In Ovid’s work “Metamorphoses” we meet the character Narcissus who has never seen his reflection in a mirror. For us today, surrounded as we are by conveniences (mirrors being one of them) it seems inconceivable that he would have never seen himself in one, but that’s how the story goes. While in the woods Narcissus comes upon a pool of water, bends down to drink, for the first time sees his face reflected back to him, and he falls violently in love with his image. He bends to kiss his image and discovers that he cannot “have” this person that he sees. He becomes so besotted and obsessed with himself that he stops eating and sleeping, and eventually dies. It is from this character and his characteristics that we get the word “narcissism”, which means: Excessive self-love. We often think of young people as the ones who have to work their way through a stage of narcissism, but they are not the only ones. Sidle up to a group of elderly and eavesdrop on their conversation about surgeries, illnesses and tragedies and one can sometimes get a whiff of narcissism, a sense of their congratulating themselves for having achieved some kind of weird triumph.
In the series “Falling Skies” a character says, “It’s not how long we live, but how we live!”… and how we live arises out of how much and how well we know ourselves. Narcissism is not self-awareness; it is self-obsessiveness run amok. One of the characteristics of narcissism is an inability to empathize with other than the self and because the individual feels so special they also feel entitled to do whatever they desire; in this, narcissism does not recognize the word “NO!” I see a certain degree of unhealthy narcissism in our Mainland business culture in that we consumers view all of creation as being here for our benefit and for our consumption. This means that we can mine the earth and fell the forests at will, justifying this by saying that this will make money.
The Hawaiian approach to our role in the world is a very different one. In the Hawaiian view our role is to be stewards of creation, enabling it through our stewardship to attain its fullest possibilities. Even more than that, however, Hawaiians view the earth, the forests, plants, rocks and water and all life connected to these as Ohana, as family. In the Hawaiian view the first human arises from the Kalo plant, and this shows the intimate and familial relationship that Hawaiians see between humanity and all that exists upon and within the earth. Lest we think that this understanding is only a Hawaiian Creation myth, all one has to do is to look at the current struggle going on up on Mauna Kea on the Big Island in Hawaii. The struggle is between those who are beginning a mammoth multi-billion dollar Observatory project on the sacred mountain which involves bull-dozing etc, and those Hawaiians who are blocking the access roads in order to keep the equipment away from committing what they view as the rape of their Kupuna, their Grandmother. Those trying to protect this sacred mountain from succumbing to the Mainland’s “It’s there and we can do with it what we want” approach view themselves as “Protectors” and not as protestors; the police, unfortunately, do not see it this way as they arrest scores of them each day and haul them down off of the mountain.

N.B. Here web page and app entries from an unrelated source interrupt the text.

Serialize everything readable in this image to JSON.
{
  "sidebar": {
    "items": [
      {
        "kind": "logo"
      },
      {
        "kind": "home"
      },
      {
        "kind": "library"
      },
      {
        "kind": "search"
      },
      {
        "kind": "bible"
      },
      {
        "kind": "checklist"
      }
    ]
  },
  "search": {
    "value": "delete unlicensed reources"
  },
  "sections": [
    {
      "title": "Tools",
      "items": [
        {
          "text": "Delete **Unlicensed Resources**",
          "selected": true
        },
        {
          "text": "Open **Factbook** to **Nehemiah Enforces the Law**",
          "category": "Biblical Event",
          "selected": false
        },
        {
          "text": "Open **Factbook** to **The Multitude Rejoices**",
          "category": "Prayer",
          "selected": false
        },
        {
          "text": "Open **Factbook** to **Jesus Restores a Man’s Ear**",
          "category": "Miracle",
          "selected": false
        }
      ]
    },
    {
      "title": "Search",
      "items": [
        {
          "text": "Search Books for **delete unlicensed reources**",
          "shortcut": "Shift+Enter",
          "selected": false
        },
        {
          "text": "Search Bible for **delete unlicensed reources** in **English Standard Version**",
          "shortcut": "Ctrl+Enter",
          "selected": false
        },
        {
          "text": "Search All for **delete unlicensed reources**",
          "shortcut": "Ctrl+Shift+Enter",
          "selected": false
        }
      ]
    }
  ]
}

I firmly believe that we have been, and continue to be, poisoned by a business culture that encourages us to be mindless consumers. As in the Garden of Eden the business snake hisses to us, “Try it, you’ll like it!” In my view being an unreflective consumer is like being a virus which eats its host; ultimately, it is an orientation which leads to our undoing as spiritual beings.